*Task objective*
Each line below is to be set down again exactly.

*Dataset items*
*** Begin section ***
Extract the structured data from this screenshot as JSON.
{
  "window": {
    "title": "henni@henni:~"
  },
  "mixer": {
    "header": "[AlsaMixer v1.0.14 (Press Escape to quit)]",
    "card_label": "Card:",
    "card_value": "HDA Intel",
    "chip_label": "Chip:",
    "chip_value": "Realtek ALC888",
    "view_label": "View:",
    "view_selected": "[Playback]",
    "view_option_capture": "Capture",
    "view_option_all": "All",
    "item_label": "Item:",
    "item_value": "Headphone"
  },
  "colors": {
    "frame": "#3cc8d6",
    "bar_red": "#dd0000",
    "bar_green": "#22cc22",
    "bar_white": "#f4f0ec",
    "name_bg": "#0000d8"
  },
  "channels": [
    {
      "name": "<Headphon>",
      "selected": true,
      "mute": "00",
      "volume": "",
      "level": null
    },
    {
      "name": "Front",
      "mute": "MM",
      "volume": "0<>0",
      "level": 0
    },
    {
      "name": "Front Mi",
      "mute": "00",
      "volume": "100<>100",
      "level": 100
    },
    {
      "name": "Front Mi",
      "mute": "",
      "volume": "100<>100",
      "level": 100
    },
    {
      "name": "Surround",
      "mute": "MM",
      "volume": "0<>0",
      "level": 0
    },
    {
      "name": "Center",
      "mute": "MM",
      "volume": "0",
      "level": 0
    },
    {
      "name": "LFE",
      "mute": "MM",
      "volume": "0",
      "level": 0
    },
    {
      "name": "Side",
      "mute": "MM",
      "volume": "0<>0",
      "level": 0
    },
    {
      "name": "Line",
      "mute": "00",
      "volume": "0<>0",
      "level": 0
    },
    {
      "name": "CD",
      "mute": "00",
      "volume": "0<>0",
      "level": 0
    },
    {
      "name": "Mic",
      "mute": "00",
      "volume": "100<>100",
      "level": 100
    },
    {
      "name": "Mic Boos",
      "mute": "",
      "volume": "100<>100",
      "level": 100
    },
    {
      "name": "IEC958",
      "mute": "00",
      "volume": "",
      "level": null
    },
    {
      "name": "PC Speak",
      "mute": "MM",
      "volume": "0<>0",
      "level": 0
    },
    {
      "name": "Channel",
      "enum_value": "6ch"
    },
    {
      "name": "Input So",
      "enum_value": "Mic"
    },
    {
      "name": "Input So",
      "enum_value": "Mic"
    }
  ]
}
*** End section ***
*Response area*
Extract the structured data from this screenshot as JSON.
{
  "window": {
    "title": "henni@henni:~"
  },
  "mixer": {
    "header": "[AlsaMixer v1.0.14 (Press Escape to quit)]",
    "card_label": "Card:",
    "card_value": "HDA Intel",
    "chip_label": "Chip:",
    "chip_value": "Realtek ALC888",
    "view_label": "View:",
    "view_selected": "[Playback]",
    "view_option_capture": "Capture",
    "view_option_all": "All",
    "item_label": "Item:",
    "item_value": "Headphone"
  },
  "colors": {
    "frame": "#3cc8d6",
    "bar_red": "#dd0000",
    "bar_green": "#22cc22",
    "bar_white": "#f4f0ec",
    "name_bg": "#0000d8"
  },
  "channels": [
    {
      "name": "<Headphon>",
      "selected": true,
      "mute": "00",
      "volume": "",
      "level": null
    },
    {
      "name": "Front",
      "mute": "MM",
      "volume": "0<>0",
      "level": 0
    },
    {
      "name": "Front Mi",
      "mute": "00",
      "volume": "100<>100",
      "level": 100
    },
    {
      "name": "Front Mi",
      "mute": "",
      "volume": "100<>100",
      "level": 100
    },
    {
      "name": "Surround",
      "mute": "MM",
      "volume": "0<>0",
      "level": 0
    },
    {
      "name": "Center",
      "mute": "MM",
      "volume": "0",
      "level": 0
    },
    {
      "name": "LFE",
      "mute": "MM",
      "volume": "0",
      "level": 0
    },
    {
      "name": "Side",
      "mute": "MM",
      "volume": "0<>0",
      "level": 0
    },
    {
      "name": "Line",
      "mute": "00",
      "volume": "0<>0",
      "level": 0
    },
    {
      "name": "CD",
      "mute": "00",
      "volume": "0<>0",
      "level": 0
    },
    {
      "name": "Mic",
      "mute": "00",
      "volume": "100<>100",
      "level": 100
    },
    {
      "name": "Mic Boos",
      "mute": "",
      "volume": "100<>100",
      "level": 100
    },
    {
      "name": "IEC958",
      "mute": "00",
      "volume": "",
      "level": null
    },
    {
      "name": "PC Speak",
      "mute": "MM",
      "volume": "0<>0",
      "level": 0
    },
    {
      "name": "Channel",
      "enum_value": "6ch"
    },
    {
      "name": "Input So",
      "enum_value": "Mic"
    },
    {
      "name": "Input So",
      "enum_value": "Mic"
    }
  ]
}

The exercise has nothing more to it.